The high prices are a particular cause of concern for India’s hundreds of millions of poor people, who have already been squeezed by the coronavirus pandemic and its impact on an economy that contracted a record 23.9% in April-June.
Food items such as onions, potatoes, eggs, meat and tomatoes have a nearly 46% weight in India’s retail inflation basket. Food inflation shot up to 11.07% in October, the highest in nine months according to data released on Thursday, sending overall retail inflation surging to 7.61%.
“We were expecting a hefty correction in vegetable prices but just before harvesting, excessive rainfall damaged crops,” said Amol Ghule, a vegetable trader based in the western state of Maharashtra that dominates India’s onion and oilseeds production.
Parts of India’s richest state was battered by untimely rain last month.
“Many farmers are having to prepare seedlings again for planting and this will delay supplies from the new season crop,” Ghule said.
In the past three months, onion prices have more than quadrupled in India, while soyoil prices <NSOc1> have rallied 23%.
International prices of edible oils, meanwhile, have hit record highs due to falling stocks.
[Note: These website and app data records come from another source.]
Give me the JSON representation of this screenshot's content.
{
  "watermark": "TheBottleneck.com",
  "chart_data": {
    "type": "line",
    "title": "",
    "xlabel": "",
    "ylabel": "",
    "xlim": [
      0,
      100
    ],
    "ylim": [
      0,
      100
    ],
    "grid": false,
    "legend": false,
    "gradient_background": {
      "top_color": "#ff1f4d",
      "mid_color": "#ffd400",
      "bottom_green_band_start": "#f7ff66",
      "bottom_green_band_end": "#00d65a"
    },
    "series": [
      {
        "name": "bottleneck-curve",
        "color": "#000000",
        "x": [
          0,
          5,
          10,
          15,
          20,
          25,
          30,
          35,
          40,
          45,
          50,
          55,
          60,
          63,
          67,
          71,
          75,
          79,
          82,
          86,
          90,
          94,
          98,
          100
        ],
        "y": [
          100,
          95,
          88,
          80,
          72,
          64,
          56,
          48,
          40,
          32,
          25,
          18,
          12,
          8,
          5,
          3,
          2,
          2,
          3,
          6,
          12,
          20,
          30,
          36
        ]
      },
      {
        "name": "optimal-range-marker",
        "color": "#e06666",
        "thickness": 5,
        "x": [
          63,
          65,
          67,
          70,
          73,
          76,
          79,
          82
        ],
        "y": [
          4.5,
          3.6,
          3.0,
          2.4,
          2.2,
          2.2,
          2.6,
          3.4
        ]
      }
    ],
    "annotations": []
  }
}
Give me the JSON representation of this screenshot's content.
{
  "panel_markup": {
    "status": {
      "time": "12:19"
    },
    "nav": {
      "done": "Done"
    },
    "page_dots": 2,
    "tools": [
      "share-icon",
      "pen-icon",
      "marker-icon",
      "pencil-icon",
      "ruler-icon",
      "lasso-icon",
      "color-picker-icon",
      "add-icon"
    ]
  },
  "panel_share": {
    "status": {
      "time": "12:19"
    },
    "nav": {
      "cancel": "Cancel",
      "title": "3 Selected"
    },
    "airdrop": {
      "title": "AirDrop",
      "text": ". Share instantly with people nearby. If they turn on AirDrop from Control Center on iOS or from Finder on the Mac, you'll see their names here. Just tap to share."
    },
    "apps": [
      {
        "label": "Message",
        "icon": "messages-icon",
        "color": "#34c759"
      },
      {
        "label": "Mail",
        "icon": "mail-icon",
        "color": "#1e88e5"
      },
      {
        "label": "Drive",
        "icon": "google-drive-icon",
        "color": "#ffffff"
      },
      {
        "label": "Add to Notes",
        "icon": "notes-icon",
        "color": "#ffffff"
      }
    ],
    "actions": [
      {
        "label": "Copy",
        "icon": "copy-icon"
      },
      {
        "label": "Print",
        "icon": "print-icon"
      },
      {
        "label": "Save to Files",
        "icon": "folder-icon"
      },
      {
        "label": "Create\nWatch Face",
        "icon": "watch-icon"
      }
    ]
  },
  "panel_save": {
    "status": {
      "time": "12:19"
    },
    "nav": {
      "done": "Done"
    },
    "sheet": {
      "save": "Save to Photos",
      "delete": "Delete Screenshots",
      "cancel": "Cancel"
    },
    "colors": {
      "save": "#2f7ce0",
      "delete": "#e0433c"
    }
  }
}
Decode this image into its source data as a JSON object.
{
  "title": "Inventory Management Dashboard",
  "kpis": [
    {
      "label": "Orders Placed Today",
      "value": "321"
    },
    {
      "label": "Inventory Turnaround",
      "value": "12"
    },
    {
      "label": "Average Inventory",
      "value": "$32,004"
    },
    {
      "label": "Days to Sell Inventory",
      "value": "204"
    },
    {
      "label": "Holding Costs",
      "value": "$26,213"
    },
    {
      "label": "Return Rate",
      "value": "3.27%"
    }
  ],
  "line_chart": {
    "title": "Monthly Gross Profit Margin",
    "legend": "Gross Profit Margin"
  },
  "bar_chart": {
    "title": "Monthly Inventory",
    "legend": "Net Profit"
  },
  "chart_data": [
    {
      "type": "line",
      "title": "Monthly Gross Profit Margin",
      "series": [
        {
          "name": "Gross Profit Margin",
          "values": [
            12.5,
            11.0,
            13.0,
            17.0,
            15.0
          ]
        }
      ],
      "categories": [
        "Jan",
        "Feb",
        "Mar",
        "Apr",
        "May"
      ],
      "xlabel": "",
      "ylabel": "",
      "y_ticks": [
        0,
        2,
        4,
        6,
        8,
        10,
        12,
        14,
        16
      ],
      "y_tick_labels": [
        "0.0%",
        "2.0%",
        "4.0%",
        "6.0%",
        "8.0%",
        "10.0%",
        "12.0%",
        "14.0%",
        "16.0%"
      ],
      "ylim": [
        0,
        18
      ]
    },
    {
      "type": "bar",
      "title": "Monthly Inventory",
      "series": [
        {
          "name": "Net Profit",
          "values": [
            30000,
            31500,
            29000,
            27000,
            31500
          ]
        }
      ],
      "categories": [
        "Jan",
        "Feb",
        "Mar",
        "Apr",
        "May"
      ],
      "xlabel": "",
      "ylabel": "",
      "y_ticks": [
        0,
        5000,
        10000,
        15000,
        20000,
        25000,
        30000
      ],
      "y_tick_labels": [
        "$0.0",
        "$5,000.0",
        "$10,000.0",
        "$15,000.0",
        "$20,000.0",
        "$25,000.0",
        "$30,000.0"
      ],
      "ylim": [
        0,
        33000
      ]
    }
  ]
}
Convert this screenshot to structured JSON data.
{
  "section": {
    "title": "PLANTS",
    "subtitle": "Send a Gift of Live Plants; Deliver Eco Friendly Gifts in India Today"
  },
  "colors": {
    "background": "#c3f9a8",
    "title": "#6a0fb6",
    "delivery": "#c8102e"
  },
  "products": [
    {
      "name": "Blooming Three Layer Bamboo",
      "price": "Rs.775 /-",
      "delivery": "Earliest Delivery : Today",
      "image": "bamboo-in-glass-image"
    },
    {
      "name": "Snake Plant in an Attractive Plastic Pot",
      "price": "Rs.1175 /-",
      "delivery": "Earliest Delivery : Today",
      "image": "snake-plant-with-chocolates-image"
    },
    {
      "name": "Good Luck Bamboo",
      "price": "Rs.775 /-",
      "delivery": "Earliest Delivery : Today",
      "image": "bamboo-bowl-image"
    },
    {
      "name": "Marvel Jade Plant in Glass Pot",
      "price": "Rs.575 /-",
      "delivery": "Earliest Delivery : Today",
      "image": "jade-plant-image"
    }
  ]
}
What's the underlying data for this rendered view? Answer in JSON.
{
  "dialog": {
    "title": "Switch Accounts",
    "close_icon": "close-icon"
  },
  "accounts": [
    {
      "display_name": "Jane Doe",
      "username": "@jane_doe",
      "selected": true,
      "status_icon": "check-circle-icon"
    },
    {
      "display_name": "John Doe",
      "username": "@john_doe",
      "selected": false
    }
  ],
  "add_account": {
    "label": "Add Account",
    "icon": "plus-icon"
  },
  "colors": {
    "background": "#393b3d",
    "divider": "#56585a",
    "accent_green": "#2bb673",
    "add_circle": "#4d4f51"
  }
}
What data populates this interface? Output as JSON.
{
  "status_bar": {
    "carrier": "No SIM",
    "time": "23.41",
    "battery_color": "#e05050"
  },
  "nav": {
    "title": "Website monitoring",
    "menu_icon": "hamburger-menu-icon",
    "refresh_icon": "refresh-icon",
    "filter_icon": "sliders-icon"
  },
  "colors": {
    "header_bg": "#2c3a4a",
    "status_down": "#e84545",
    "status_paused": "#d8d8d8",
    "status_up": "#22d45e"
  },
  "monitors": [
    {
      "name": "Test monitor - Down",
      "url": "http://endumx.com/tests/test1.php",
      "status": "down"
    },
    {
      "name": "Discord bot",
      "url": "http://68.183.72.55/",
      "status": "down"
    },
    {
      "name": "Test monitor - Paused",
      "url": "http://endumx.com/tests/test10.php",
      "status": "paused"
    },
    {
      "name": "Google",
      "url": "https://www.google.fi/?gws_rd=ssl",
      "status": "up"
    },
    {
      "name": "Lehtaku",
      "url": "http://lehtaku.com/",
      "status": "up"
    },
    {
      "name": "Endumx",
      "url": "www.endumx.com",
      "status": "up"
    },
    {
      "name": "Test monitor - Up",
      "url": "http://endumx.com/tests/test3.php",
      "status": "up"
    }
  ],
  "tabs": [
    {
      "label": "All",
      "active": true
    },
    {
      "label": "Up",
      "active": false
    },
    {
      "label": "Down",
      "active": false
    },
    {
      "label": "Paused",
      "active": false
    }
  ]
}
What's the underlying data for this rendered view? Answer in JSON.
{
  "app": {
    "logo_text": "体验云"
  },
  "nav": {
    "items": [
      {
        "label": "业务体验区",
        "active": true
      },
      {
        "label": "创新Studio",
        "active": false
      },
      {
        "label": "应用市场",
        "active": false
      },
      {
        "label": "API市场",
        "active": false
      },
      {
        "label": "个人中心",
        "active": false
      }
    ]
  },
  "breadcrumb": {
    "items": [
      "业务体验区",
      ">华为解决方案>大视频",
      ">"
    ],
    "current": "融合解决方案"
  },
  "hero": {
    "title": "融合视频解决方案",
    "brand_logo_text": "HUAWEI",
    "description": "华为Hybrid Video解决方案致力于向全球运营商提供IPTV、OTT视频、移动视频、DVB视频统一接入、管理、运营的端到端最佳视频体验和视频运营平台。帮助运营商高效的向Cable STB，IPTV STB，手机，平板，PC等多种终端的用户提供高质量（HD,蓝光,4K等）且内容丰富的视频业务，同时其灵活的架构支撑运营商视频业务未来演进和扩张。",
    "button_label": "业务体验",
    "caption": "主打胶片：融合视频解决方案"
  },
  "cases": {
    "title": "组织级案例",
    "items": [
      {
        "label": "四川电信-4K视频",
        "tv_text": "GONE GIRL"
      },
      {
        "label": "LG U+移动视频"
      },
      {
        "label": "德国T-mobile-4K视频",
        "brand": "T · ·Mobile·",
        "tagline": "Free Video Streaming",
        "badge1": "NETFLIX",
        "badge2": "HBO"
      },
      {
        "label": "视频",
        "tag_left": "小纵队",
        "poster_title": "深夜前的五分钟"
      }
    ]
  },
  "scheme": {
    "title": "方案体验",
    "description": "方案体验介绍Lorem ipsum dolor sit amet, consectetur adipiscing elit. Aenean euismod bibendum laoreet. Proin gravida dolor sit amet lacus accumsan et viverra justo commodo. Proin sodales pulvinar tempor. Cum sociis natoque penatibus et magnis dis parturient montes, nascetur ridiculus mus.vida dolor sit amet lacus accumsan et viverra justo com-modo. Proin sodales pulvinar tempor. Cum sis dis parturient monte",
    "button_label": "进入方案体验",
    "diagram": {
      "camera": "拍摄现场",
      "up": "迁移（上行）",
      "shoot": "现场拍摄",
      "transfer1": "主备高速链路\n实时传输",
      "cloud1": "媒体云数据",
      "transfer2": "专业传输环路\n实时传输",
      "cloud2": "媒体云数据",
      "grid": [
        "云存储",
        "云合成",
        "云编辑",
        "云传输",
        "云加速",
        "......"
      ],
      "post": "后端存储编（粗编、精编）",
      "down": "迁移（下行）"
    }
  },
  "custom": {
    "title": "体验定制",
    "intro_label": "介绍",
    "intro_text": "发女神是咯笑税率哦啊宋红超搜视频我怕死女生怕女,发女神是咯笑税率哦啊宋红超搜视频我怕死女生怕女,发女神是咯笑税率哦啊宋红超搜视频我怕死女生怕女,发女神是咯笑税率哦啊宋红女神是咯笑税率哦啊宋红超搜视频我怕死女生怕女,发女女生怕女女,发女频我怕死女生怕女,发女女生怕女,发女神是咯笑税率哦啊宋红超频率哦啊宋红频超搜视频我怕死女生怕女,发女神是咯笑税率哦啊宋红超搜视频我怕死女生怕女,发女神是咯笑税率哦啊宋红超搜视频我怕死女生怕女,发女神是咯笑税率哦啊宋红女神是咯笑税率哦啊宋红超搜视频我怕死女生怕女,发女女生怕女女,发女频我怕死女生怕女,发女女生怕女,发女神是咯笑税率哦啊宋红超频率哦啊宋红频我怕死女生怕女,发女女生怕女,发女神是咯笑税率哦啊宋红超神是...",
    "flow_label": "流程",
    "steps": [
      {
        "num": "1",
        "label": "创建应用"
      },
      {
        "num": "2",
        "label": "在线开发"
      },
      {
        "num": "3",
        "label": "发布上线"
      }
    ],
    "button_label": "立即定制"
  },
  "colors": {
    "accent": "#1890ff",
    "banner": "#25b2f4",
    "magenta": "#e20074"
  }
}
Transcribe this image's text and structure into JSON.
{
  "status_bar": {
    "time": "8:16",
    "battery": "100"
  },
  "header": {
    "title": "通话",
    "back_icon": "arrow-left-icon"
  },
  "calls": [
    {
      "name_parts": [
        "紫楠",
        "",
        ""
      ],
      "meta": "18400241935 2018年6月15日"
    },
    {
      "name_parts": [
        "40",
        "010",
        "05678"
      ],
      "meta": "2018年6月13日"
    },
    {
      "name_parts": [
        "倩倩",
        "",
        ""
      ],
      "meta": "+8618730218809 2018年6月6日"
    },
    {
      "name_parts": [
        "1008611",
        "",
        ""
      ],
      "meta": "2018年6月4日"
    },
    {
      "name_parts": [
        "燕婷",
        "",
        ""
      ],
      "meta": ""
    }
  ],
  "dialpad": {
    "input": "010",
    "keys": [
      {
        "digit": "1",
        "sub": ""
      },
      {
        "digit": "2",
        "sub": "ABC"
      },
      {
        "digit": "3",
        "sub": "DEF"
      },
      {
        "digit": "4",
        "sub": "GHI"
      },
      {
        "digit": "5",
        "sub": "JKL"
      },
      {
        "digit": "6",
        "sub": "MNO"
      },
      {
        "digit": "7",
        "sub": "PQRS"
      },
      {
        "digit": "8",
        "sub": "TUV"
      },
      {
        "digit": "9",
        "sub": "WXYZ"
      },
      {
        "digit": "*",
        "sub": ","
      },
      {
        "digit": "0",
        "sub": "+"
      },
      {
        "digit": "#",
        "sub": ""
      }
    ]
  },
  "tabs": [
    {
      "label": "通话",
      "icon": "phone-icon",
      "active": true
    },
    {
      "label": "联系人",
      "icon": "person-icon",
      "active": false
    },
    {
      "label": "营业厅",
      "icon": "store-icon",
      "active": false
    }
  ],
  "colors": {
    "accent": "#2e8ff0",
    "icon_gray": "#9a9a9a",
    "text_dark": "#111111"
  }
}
India imports 70% of its edible oil from countries such as Malaysia, Argentina, Indonesia and Ukraine.
“Palm oil prices have jumped in Indonesia and Malaysia, soyoil in Argentina and sunflower oil in Ukraine,” said B.V. Mehta, executive director of industry body the Solvent Extractors’ Association.
Poultry prices are rising as Indians flock to chicken shops for some extra protein during the pandemic, while production is low because many chicken farms were closed due to India’s virus lockdown.
Also, high vegetable prices have made eggs more affordable for many poorer people, said Uddhav Ahire, chairman of poultry supplier Anand Agro Group.
Economists say the government’s extra spending to revitalise the economy could also keep inflation high. This fiscal year ending March 31, the government is likely to overshoot its budgeted spending of $407.80 billion by more than $60 billion.
Worried about stoking inflation further, the Reserve Bank of India has paused its monetary easing since August, after cutting rates by 115 basis points since March.
For 29-year-old Karan Solanki, now the sole earner in his family after his mother lost her job during the pandemic, higher food prices mean watchful purchases of even the most basic items.
“We are unable to buy ration in bulk for a month anymore,” said Solanki, who runs errands at a private company in Mumbai and lives with his parents and sister.
“We only buy in small quantities for daily use and avoid using expensive vegetables as much as we can.”
(Reporting by Aftab Ahmed and Rajendra Jadhav; Editing by Alex Richardson)